One such toy is the Woobo, showcased at the CES Gadget Show, which takes on the role of a child’s imaginary friend and helps by playing educational games, creating healthy routines like morning and nighttime tooth brushing, and answer complex questions. This type of toy ranks under the sociable toy category and focuses on trying to enhance family time rather than replace parents or babysitters. According to the Woobo developers, the toy doesn’t entice the child to stay glued to the screen as it requires the child to interact with their home environment by making a game out of household chores like cooking and cleaning. What it does do, is stop the parent from having to nag at their child for routine actions. There is one thing that a parent, who is looking at buying the Woobo, needs to keep in mind, a robot should not replace the talking, connection, safety, and mentoring that a child gets out of real human connection.
The Next Generation of Baby Monitoring Through AI Intelligence
One of the patterns you see in parents with infants is the constant worry and stress associated with how well their child is sleeping, whether their child is safe during sleep, and how they can monitor their child safely without waking them up. This is where the next generation of baby monitors comes in handy; powered by artificial intelligence, these devices are meant to ease a parent’s worry by giving a constant stream of updates about their child’s heart rate and breathing. Unlike past baby monitor innovations, the ones unveiled at the CES Gadget Show, rely either on radar technology or computer vision. The Raybaby’s device is a one-eyed robot that uses non-ionizing radiation to detect breathing patterns, while the Nanit camera, watches your baby from above and measures sleeping patterns by monitoring movement. The data collected by the Nanit camera will provide you with recommendations on consistent sleep time and patterns.

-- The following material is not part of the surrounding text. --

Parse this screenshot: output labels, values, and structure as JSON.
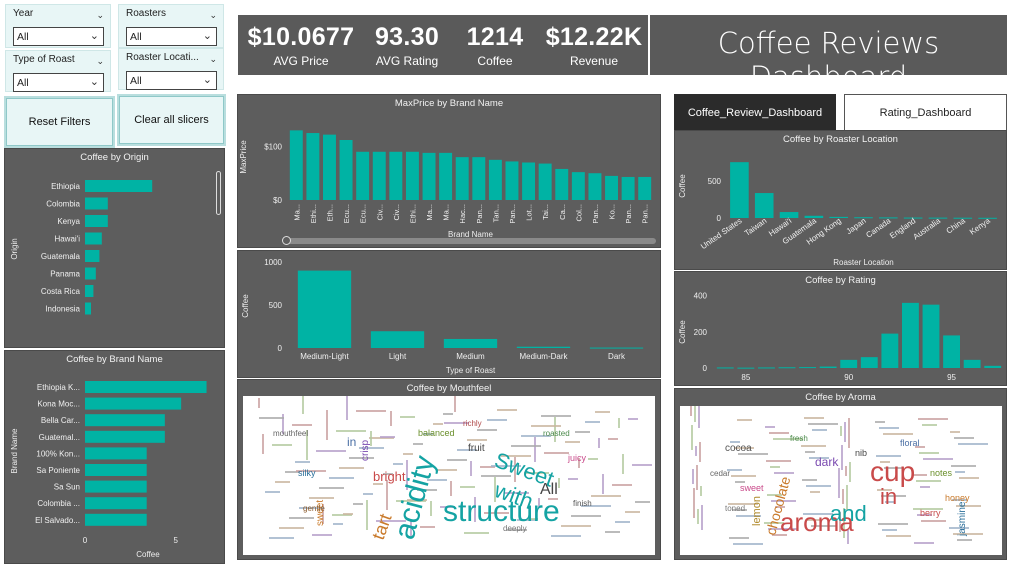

Other than these, the CES Gadget Show also brought forth two electronic devices called Smartbeat and Miku, with both attempting to predict when a baby is about to become sick. The Smartbeat and Miku come with a phone alert system that reports irregularities in breathing and all analysis is done via image-based data collection (Smartbeat) or radar (Miku).
Bringing Electrocardiograms Home With Owlet – Womb Tech
Although a lot of electronic devices shown at the CES Gadget Show are aimed at infants and toddlers, the Owlet is a bit different in that it addresses parental anxiety while the baby is still in the womb. It is a pregnancy band that tracks fetal heartbeats through an electrocardiogram, which utilizes electrode patches to measure the electrical activity of your baby’s heartbeat. It is meant to be used three to four months prior to the due date while the mother sleeps at night. Every morning it sends a “wellness” report to the smartphone application with details about the mother’s sleeping positions, contractions, and the baby’s fetal heartbeat. The gimmick of the band, it makes you feel like a superhero as the band has a superhero owl-faced emblem on the front.
Every year the CES Gadget Show brings forth a wide range of new tech devices, but this year it has shown us that technology has become so innovative in the field of family tech, that even new spheres of data collection like artificial intelligence are already being utilized. Although there may be some negative trade-offs associated with this new type of tech, it is clear that internet-connected family tech devices are embedded in the market of parental anxiety.
No Homesickness with Grandpa Story Telling Products.
Recently I came across a Story Telling Toy which is connected to Internet & allows grandparents to record stories on their voice through mobile application. Parent & other family member can also have their account & record story. Toy will then play story to grandkid wherever kid is. Story can be scheduled for bed time, When new story is recorded Toy speaks that you have new story & who told the story. Once again I can totally relate to this technology for being a new migrant & father of 6 year old daughter.